Balanced Matrix Organization Definition
A balanced Matrix Organization is one in which a matrix management strategy is put in place to balance the level of authority between the project manager and the functional manager. In this situation, power or authority is shared or distributed between these two set of people, the functional managers and the project managers.
A balanced matrix organization is regarded as a two-dimensional structure of management that entails that employees are distributed into two organizational groups; the functional group and the project group. This strategy aims to achieve a balance between functional and project levels by ensuring that none of these groups enjoy a superior power over another.
A Little More on What is a Balance Matrix Organization
In a situation where a project manager has higher authority than the functional manager, the organization remains a project organization and vice versa. In order to achieve coordination and balance in the matrix of an organization, there must be a balance in the level of authority that both functional managers and project managers have.
For instance, in a case where the project manager is more powerful than the functional manager, all functional tasks in the organization will be controlled by the project manager, in some cases, all works might be done as projects. If the project manager also has higher level of authority, he can take on other people’s roles consciously or unconsciously.
Although, matrix management organizations might be difficult to manage, balancing the organization is less tasking. There are ways to go by it. Essentially, knowing the nature of tasks and measuring the length of employee’s tasks is one of the ways of effectively balancing the organization.

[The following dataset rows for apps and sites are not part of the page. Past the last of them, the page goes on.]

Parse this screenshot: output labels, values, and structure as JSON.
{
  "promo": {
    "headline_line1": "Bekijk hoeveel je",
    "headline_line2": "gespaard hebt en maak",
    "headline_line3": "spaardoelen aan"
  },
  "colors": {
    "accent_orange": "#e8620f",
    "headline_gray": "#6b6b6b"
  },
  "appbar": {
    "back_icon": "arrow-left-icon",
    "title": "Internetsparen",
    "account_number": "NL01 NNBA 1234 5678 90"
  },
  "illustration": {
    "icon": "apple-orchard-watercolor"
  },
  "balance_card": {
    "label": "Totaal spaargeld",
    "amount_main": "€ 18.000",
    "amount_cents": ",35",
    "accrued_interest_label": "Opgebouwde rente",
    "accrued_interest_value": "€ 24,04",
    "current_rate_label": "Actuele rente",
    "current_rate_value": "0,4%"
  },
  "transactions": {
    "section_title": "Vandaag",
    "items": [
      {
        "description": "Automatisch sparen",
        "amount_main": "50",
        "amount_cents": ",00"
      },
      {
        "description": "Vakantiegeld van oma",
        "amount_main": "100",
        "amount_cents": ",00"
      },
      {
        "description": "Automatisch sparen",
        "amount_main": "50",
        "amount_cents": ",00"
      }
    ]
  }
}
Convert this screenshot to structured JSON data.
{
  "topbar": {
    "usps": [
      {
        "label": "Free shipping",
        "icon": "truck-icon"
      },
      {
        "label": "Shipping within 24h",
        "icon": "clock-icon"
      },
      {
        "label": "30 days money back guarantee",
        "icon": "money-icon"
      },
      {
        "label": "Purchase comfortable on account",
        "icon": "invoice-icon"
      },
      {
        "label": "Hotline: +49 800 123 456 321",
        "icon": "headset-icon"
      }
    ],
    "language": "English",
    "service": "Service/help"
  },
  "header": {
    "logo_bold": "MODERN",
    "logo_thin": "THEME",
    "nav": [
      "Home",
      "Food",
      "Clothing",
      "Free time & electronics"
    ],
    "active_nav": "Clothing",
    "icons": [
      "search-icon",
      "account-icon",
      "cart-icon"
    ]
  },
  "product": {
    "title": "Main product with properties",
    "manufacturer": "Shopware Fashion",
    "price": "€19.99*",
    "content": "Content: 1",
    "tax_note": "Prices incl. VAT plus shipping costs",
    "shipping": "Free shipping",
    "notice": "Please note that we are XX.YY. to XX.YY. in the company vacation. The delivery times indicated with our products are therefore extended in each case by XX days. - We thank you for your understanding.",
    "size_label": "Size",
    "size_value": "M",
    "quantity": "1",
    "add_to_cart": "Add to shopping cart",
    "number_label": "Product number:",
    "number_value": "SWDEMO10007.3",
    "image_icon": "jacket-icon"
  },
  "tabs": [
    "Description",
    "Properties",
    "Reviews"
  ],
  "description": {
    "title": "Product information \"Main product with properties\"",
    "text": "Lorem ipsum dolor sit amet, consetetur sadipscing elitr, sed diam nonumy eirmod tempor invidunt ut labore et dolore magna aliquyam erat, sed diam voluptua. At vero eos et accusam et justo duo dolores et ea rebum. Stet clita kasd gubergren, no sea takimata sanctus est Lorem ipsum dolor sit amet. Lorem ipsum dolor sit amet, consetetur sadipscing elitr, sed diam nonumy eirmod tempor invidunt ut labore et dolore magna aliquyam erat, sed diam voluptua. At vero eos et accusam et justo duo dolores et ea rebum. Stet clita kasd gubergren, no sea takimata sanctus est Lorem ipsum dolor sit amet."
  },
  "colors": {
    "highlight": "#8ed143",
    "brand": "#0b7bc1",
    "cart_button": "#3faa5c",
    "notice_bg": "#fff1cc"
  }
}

For instance, some works need to be executed in the project unit while some need to be done in functional unit. If the functional unit has fewer employees than the project unit, a balance in the organization must occur in order to avoid some employees being underutilized and some overutilized.
When an organization transits from being a functional organization to being a matrix organization, it must take cognizance of certain processes. Primarily, the organization can first change to a weak matrix organization before it becomes a stronger and balanced Matrix organization overtime. In a weak matrix organization, the functional managers are made to retain more power while project managers are left with little power but this will change overtime.
Transition process vary from one organization to another, while some have smooth and rapid transition, some experience a slow transition process. However, changing from a functional organization to a matrix organization might require slow and steady processes.
Transition from a functional organization to a matrix organization often takes time, if an organization changes into matrix too quickly, it may lose functional managers who are major assets to the company during the change.
The major reason for the likelihood of loss of senior managers is that these people realize that they might not be as valuable as they are when matrix organization takes over.
Hence, it is essential that the existing senior managers are given time to fit into the new changes in the organization. They must feel valued and not threatened so that loss will not occur.
Usually, when an organization wants to change from a functional organization to a matrix organization, it is often advised that such organization first transition into a weak matrix organization before becoming a balanced matrix organization.
The roles of project managers in weak matrix organizations are minimal, they are called project coordinators in this case. By doing this, a company can gradually move to having more powerful managers till it attains the level of a balanced matrix organization. In a balanced matrix organization, 15 to 60 percent of the personnel have full-time project work while in a strong matrix organization, 50 to 90 percent of the company’s personnel are assigned to project work full-time.
References for Balanced Matrix Organization
- https://pmstudycircle.com/2012/08/what-is-a-matrix-organization-structure/ https://www.whizlabs.com/blog/matrix-organizations-weak-balanced-strong/
Academic Research on Balanced Matrix Organization
Cross-functional structures: A review and integration of matrix organization and project management, Ford, R. C., & Randolph, W. A. (1992). Journal of management, 18(2), 267-294.
Matrix management: Contradictions and insights, Larson, E. W., & Gobeli, D. H. (1987). California management review, 29(4), 126-138.
Organizing for product development projects, Larson, E. W., & Gobeli, D. H. (1988). Journal of Product Innovation Management: AN INTERNATIONAL PUBLICATION OF THE PRODUCT DEVELOPMENT & MANAGEMENT ASSOCIATION, 5(3), 180-190.
Matrix organization: a review, Knight, K. (1976). Journal of Management Studies, 13(2), 111-130.
Project performance and the locus of influence in the R&D matrix, Katz, R., & Allen, T. J. (1985). Academy of Management journal, 28(1), 67-87.
Balanced scorecards in Finnish companies: a research note, Malmi, T. (2001). Management accounting research, 12(2), 207-220.
Project management effectiveness in project-oriented business organizations, Hyväri, I. (2006). International journal of project management, 24(3), 216-225.
How the balanced scorecard complements the McKinsey 7-S model, Kaplan, R. S. (2005). Strategy & leadership, 33(3), 41-46.
Factors influencing project success: the impact of human resource management, Belout, A., & Gauvreau, C. (2004). International journal of project management, 22(1), 1-11.
Managing two fits of strategic human resource management, Baird, L., & Meshoulam, I. (1988). Academy of Management review, 13(1), 116-128.
Resource allocation under uncertainty in a multi-project matrix environment: Is organizational conflict inevitable?, Laslo, Z., & Goldberg, A. I. (2008). International Journal of Project Management, 26(8), 773-788.